*What to produce*.
Give an unaltered copy of the listing below, minus its pictures.

[[ Extracted information open ]]

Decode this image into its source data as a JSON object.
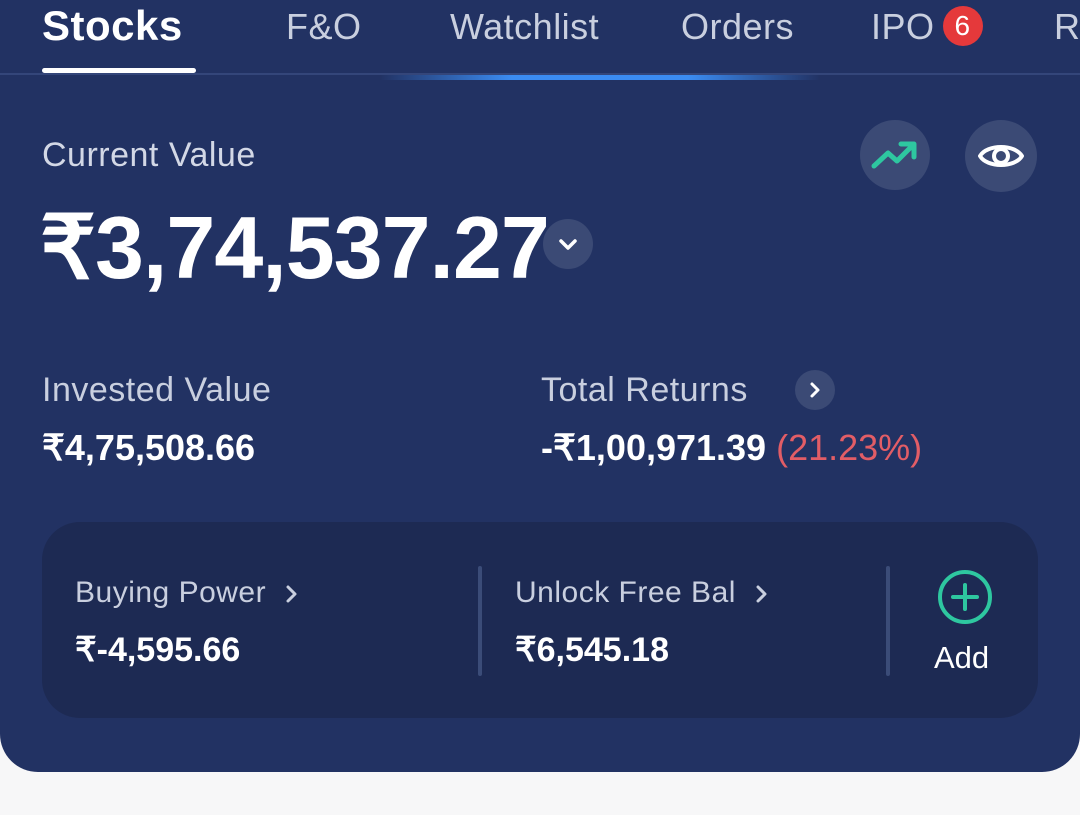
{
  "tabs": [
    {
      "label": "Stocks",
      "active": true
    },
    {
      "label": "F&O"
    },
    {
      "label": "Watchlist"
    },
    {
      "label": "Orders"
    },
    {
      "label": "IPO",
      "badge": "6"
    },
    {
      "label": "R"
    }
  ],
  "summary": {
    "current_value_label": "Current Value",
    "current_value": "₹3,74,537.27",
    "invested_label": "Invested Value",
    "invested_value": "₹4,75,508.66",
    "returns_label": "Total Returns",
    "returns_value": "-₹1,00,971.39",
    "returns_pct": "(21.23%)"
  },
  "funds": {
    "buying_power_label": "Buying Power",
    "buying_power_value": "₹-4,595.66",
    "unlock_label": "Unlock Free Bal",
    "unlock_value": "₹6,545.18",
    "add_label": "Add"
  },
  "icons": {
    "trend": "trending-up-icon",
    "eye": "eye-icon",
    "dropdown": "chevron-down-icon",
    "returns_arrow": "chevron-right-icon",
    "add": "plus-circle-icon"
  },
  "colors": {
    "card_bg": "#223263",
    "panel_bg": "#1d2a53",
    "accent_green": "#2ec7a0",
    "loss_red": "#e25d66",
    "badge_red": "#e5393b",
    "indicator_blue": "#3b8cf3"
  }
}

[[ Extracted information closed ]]

*Task output*.
Decode this image into its source data as a JSON object.
{
  "tabs": [
    {
      "label": "Stocks",
      "active": true
    },
    {
      "label": "F&O"
    },
    {
      "label": "Watchlist"
    },
    {
      "label": "Orders"
    },
    {
      "label": "IPO",
      "badge": "6"
    },
    {
      "label": "R"
    }
  ],
  "summary": {
    "current_value_label": "Current Value",
    "current_value": "₹3,74,537.27",
    "invested_label": "Invested Value",
    "invested_value": "₹4,75,508.66",
    "returns_label": "Total Returns",
    "returns_value": "-₹1,00,971.39",
    "returns_pct": "(21.23%)"
  },
  "funds": {
    "buying_power_label": "Buying Power",
    "buying_power_value": "₹-4,595.66",
    "unlock_label": "Unlock Free Bal",
    "unlock_value": "₹6,545.18",
    "add_label": "Add"
  },
  "icons": {
    "trend": "trending-up-icon",
    "eye": "eye-icon",
    "dropdown": "chevron-down-icon",
    "returns_arrow": "chevron-right-icon",
    "add": "plus-circle-icon"
  },
  "colors": {
    "card_bg": "#223263",
    "panel_bg": "#1d2a53",
    "accent_green": "#2ec7a0",
    "loss_red": "#e25d66",
    "badge_red": "#e5393b",
    "indicator_blue": "#3b8cf3"
  }
}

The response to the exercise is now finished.